Last week, the NCAA Board of Governors announced it supported rule changes to allow student-athletes to receive compensation related to athletics. It’s potentially another step in the movement towards players being able to control their name, image and likeness, and be compensated for it.
But what if we told you that IU basketball has a history of making Midwesterners six figures dating back to at least four decades ago? Let us explain.
Let’s go back in time 38 years to December 1982, just 10 days before Christmas.
Terry Spratt, a 30-year-old living in Davenport, Iowa who worked in production control for John Deere, walked into First Federal Savings & Loan Association to send a money order to his father in Anderson, Indiana, so that his father could buy a book about the history of IU basketball. It’s unclear what book the elder Spratt wanted to purchase but a book titled “The Champs ‘81” was written by Bob Hammel and published by The Bloomington Herald-Telephone and Indiana University Press in 1981.
All Spratt wanted was a $25 money order for the book, a task you could complete today in about seven seconds with Venmo.
But even back then, sending $25 was simple enough, right?
Not quite, apparently, because Spratt walked out of First Federal with a money order worth a lot more than $25. A lot, lot more – 20,0001 times more, in fact. Neither the teller nor Spratt noticed the bank error – at least not right away. Spratt left the building and found a U.S. Postal Service mailbox on the way home, where he dropped off the money order for his father.
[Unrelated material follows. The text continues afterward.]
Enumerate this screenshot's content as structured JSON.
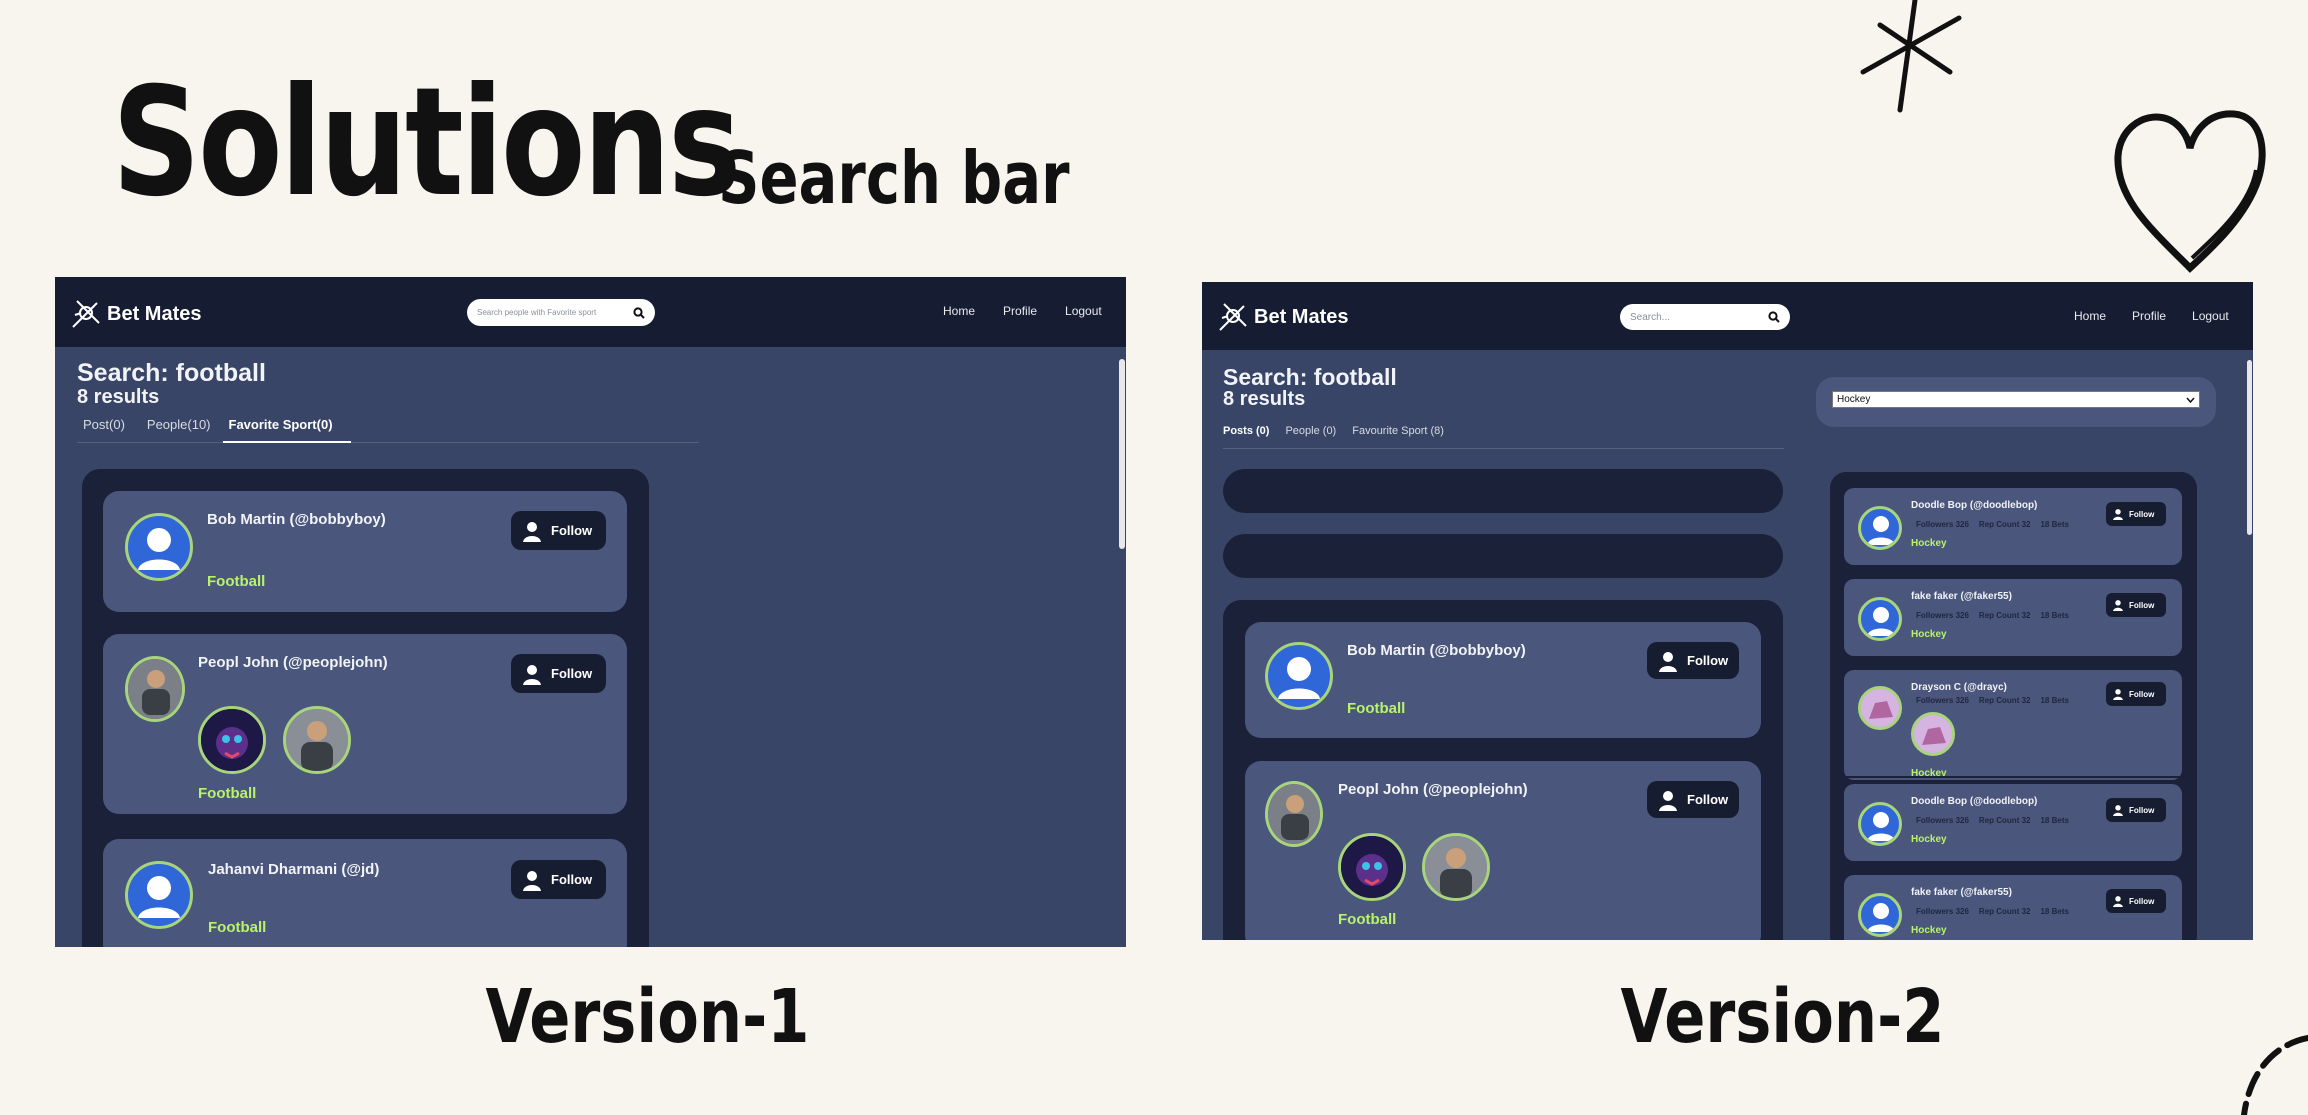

“A short time later,” wrote William Ryberg of The Des Moines Register, “as he was putting the carbon copy receipt in his wallet he noticed that the figures appeared to say $500,025 – instead of $25. He took the receipt to work and showed it to his boss for a second opinion.
“And he said, ‘Ya, that’s $500,000,’” Spratt recalled to The Register.
It didn’t take long for First Federal to notice the error, either.
“The teller discovered the error in ‘about three minutes,’” First Federal senior administrative officer W.C. Wood told The Register, which reported the teller “unsuccessfully tried to stop Spratt in the parking lot.”
I guess putting up big numbers in a loss and being bad on defense is nothing new for Iowa, folks,,,
W.C. Wood, by the way, was Big Mad, as the kids say. “We don’t think this is at all funny,” he told The Register, after his bank teller pressed six buttons when just two would’ve sufficed.
Spratt got a call after leaving the bank, saying the people there were “really freaked.”
Spratt then received three or four more phone calls the following day. But it was too late, the money order was already in the mail to Indiana. Spratt called his father, explained the mistake and told him to mail the money order back as soon as he received it. S̶p̶r̶a̶t̶t̶’̶s̶ ̶f̶a̶t̶h̶e̶r̶ ̶t̶h̶e̶n̶ ̶p̶u̶t̶ ̶t̶h̶e̶ ̶m̶o̶n̶e̶y̶ ̶i̶n̶ ̶a̶ ̶t̶r̶u̶s̶t̶ ̶f̶u̶n̶d̶,̶ ̶k̶n̶o̶w̶i̶n̶g̶ ̶I̶U̶ ̶w̶o̶u̶l̶d̶ ̶l̶a̶t̶e̶r̶ ̶n̶e̶e̶d̶ ̶t̶o̶ ̶r̶a̶i̶s̶e̶ ̶m̶o̶n̶e̶y̶ ̶t̶o̶ ̶#̶P̶A̶Y̶T̶H̶O̶N̶M̶A̶K̶E̶R̶.̶
“It’s something else,” Spratt told The Register, laughing. “I can’t believe it happened to me.”
Like any big basketball fan living in Big Ten country would, Spratt used the first half of his exchange with First Federal to work the officials to try to get a favorable decision in the end. He had recently been charged a $10 service fee for overdrawing his account by $2 and he wanted a make-up call.
“I’m not trying to make this a David and Goliath type deal, but I paid a $10 service charge and I think they should pay a $10 service charge,” Spratt told The Register, later telling the Quad-City Times, “I think I’ll tell them they got $10 for a $2 mistake so I should get at least $10 for their $500,000 mistake.”